**Work to complete**
An exact copy of every entry below is required, and no picture may appear in it.

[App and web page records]
»»
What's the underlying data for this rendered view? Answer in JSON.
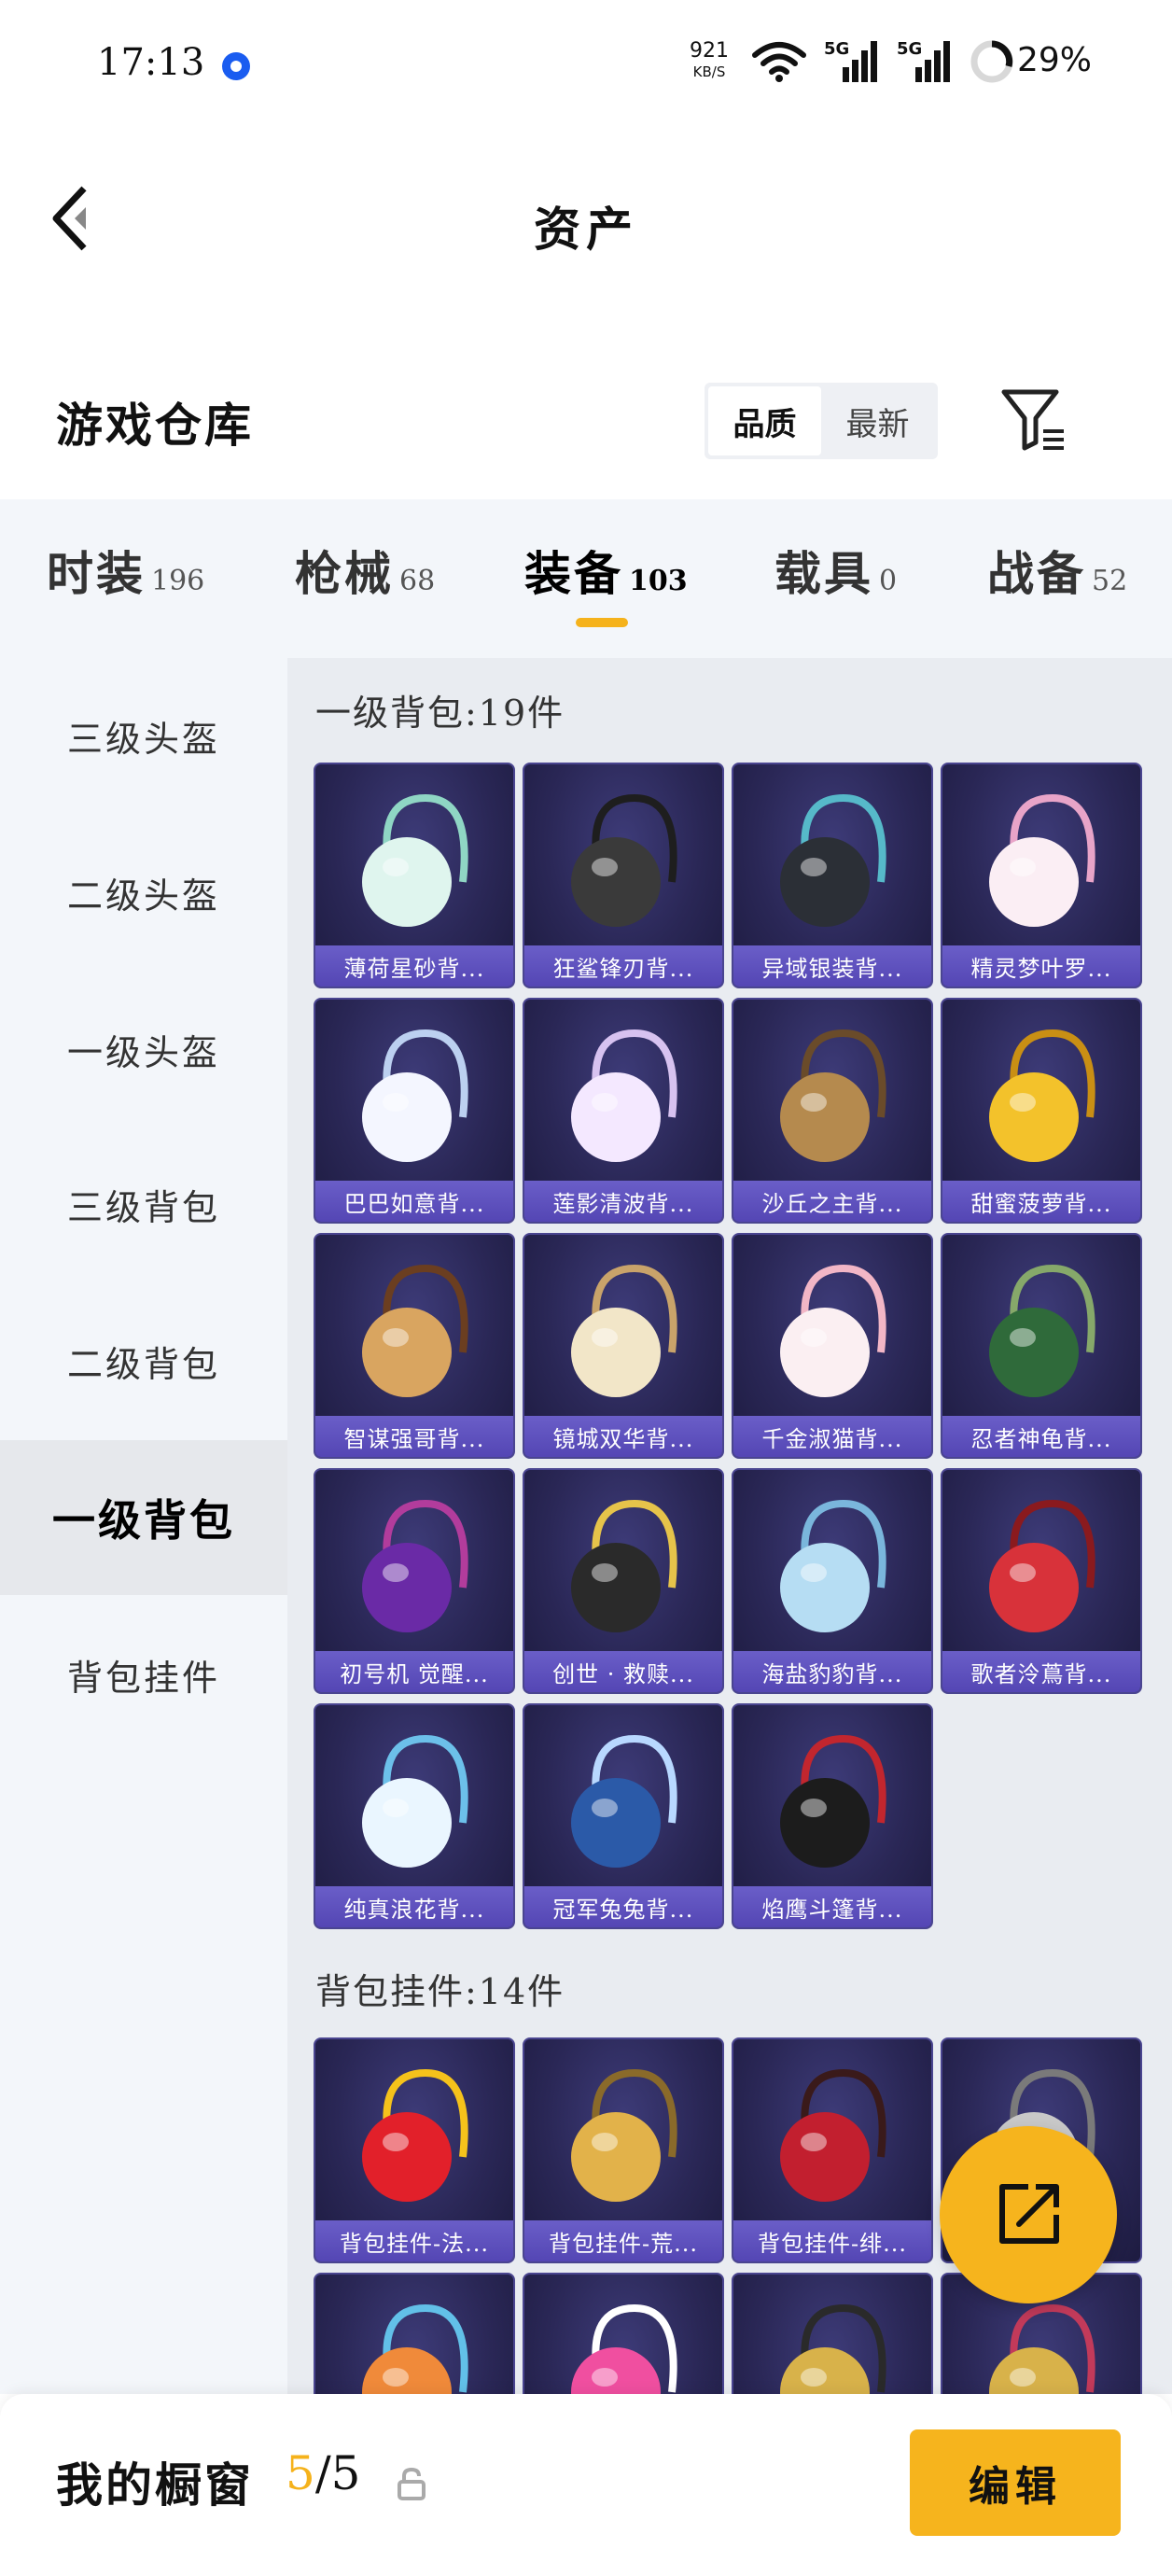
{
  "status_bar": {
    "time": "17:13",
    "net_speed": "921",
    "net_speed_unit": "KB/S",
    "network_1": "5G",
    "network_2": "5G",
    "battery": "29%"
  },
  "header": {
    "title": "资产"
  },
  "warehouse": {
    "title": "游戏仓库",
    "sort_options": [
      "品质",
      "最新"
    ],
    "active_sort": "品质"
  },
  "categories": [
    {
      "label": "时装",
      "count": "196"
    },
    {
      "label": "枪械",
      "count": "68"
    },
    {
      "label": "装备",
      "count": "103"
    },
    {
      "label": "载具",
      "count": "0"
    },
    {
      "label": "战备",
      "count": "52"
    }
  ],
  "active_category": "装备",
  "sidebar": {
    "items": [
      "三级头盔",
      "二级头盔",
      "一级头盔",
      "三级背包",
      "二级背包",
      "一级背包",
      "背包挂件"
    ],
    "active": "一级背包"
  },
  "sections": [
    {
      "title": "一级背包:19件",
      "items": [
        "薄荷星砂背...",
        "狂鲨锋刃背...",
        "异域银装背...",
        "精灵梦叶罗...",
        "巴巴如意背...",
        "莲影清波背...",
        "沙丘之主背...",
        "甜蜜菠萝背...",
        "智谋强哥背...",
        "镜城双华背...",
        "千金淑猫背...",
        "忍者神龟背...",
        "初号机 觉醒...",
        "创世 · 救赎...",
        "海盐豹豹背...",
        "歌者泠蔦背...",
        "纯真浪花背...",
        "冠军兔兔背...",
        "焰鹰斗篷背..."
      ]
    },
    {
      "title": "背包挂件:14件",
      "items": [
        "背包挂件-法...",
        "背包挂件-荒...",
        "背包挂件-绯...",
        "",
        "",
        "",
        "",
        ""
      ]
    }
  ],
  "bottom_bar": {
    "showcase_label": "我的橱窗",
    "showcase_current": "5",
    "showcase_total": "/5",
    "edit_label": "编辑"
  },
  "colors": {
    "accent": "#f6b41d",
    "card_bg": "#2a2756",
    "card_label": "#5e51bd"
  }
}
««
**Result of this exercise**
What's the underlying data for this rendered view? Answer in JSON.
{
  "status_bar": {
    "time": "17:13",
    "net_speed": "921",
    "net_speed_unit": "KB/S",
    "network_1": "5G",
    "network_2": "5G",
    "battery": "29%"
  },
  "header": {
    "title": "资产"
  },
  "warehouse": {
    "title": "游戏仓库",
    "sort_options": [
      "品质",
      "最新"
    ],
    "active_sort": "品质"
  },
  "categories": [
    {
      "label": "时装",
      "count": "196"
    },
    {
      "label": "枪械",
      "count": "68"
    },
    {
      "label": "装备",
      "count": "103"
    },
    {
      "label": "载具",
      "count": "0"
    },
    {
      "label": "战备",
      "count": "52"
    }
  ],
  "active_category": "装备",
  "sidebar": {
    "items": [
      "三级头盔",
      "二级头盔",
      "一级头盔",
      "三级背包",
      "二级背包",
      "一级背包",
      "背包挂件"
    ],
    "active": "一级背包"
  },
  "sections": [
    {
      "title": "一级背包:19件",
      "items": [
        "薄荷星砂背...",
        "狂鲨锋刃背...",
        "异域银装背...",
        "精灵梦叶罗...",
        "巴巴如意背...",
        "莲影清波背...",
        "沙丘之主背...",
        "甜蜜菠萝背...",
        "智谋强哥背...",
        "镜城双华背...",
        "千金淑猫背...",
        "忍者神龟背...",
        "初号机 觉醒...",
        "创世 · 救赎...",
        "海盐豹豹背...",
        "歌者泠蔦背...",
        "纯真浪花背...",
        "冠军兔兔背...",
        "焰鹰斗篷背..."
      ]
    },
    {
      "title": "背包挂件:14件",
      "items": [
        "背包挂件-法...",
        "背包挂件-荒...",
        "背包挂件-绯...",
        "",
        "",
        "",
        "",
        ""
      ]
    }
  ],
  "bottom_bar": {
    "showcase_label": "我的橱窗",
    "showcase_current": "5",
    "showcase_total": "/5",
    "edit_label": "编辑"
  },
  "colors": {
    "accent": "#f6b41d",
    "card_bg": "#2a2756",
    "card_label": "#5e51bd"
  }
}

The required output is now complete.